Learn to swim. Swimming lessons for toddlers, young children and even adults can help protect from drowning. Swimming lessons must never be a substitute for constant parental supervision. Both, the JB Charleston - Weapons Station and Air Base, offer a complete array of swimming lessons.

Learn CPR. CPR can help you save a life. Learn CPR and get recertified every two years.
Use the buddy system. Always swim with a buddy and choose swimming sites that have lifeguards on duty.

Do not use air‐filled or foam toys as safety devices. Toys, such as water wings, noodles or inner‐tubes are not a replacement for Coast Guard-approved life jackets. While these toys are fun, they are not designed to keep swimmers safe.

Supervise your children. Supervise young children at all times around bathtubs, mop buckets, toilets, swimming pools and natural bodies of water. When supervising kids near water, avoid distracting activities such as playing cards, reading books or talking on the phone, and always stay close enough to reach out and touch young children at all times.

Don't drink alcohol. Avoid alcohol before or during swimming, boating or water skiing and never drink alcohol while supervising children.

If you have a pool at home:

Install four‐sided fencing. Install a four‐sided pool fence, at least four-feet high that separates the house and play area from the pool area. Use self‐closing and self‐latching gates that open outward with latches that are out of the reach of children.

Clear the pool deck of toys. Always remove floats, balls and other toys from the pool and surrounding area after use. These toys may encourage children to enter the pool area unsupervised and potentially fall into the pool.

Around natural bodies of water:

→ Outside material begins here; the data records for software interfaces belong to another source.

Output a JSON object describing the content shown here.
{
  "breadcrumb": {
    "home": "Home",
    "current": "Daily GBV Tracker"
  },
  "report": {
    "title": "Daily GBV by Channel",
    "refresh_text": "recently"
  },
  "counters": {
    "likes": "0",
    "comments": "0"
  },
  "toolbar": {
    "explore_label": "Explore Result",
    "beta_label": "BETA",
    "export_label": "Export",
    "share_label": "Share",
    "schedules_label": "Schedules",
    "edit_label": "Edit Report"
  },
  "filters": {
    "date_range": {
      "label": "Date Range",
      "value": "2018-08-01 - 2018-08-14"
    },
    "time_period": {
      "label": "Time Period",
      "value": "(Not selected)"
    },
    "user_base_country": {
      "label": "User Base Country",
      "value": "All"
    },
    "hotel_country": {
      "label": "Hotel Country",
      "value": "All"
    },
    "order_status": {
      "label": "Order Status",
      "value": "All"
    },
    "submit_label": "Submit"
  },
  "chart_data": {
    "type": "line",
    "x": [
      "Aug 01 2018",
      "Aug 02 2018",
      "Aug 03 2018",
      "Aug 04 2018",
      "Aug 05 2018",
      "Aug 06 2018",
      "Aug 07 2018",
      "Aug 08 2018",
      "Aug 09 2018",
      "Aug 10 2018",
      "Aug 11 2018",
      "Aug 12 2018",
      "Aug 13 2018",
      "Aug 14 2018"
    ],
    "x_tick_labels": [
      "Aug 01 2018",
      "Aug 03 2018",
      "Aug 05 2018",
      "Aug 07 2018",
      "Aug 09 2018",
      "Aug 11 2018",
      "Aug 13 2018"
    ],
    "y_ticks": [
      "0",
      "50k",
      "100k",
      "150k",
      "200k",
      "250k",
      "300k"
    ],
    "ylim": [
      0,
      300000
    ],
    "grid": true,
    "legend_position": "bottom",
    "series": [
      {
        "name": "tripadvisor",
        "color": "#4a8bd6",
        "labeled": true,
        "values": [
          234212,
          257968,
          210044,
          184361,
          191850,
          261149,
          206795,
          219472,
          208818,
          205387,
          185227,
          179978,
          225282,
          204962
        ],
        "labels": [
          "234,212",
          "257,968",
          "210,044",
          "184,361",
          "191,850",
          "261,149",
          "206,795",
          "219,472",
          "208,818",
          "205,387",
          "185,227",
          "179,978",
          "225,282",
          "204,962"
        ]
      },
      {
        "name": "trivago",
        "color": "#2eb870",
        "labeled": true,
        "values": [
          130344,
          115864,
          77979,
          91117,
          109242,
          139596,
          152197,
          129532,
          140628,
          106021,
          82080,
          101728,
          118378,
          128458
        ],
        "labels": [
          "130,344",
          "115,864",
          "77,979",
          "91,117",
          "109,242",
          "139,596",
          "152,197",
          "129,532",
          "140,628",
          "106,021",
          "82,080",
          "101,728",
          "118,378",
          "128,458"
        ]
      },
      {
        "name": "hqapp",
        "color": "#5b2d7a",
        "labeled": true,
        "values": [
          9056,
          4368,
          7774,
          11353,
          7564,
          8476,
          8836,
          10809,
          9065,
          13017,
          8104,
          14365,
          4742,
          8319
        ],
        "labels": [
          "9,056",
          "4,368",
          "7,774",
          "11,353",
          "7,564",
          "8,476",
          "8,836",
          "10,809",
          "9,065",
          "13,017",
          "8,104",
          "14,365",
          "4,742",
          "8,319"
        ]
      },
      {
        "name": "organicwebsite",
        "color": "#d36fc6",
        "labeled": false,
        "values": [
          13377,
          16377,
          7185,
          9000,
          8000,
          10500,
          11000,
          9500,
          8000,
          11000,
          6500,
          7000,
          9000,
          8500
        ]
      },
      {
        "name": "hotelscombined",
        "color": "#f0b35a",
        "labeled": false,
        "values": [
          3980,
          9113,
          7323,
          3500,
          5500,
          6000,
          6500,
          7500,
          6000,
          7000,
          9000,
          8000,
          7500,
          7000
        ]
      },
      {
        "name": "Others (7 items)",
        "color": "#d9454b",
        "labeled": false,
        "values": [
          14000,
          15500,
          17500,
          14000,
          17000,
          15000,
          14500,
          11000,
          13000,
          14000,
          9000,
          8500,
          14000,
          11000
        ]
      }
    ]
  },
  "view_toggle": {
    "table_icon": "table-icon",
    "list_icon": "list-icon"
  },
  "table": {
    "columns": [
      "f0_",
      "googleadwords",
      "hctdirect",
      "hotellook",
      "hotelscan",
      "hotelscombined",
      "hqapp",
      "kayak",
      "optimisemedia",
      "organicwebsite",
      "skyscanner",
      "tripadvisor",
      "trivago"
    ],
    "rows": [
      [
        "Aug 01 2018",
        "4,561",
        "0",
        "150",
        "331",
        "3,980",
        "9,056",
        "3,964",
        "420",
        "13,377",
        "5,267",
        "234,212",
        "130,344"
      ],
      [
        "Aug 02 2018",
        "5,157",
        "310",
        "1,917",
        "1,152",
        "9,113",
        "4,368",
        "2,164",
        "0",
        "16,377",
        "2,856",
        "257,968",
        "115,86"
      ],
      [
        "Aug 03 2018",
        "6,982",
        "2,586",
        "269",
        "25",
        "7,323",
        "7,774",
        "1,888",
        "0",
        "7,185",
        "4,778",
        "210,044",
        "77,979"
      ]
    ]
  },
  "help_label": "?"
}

Wear life jackets. Even if they know how to swim, make sure children wear life jackets in and around natural bodies of water. Use U.S. Coast Guard approved life jackets when boating, regardless of travel distance, boat size or boater's swimming ability.

Before swimming or boating, know the local weather conditions and forecast. Avoid swimming and or boating whenever there are strong winds and thunder or lightning. Watch for dangerous waves and signs of rip currents. If caught in a rip current, swim parallel to shore; once free, swim diagonally away from the current toward shore.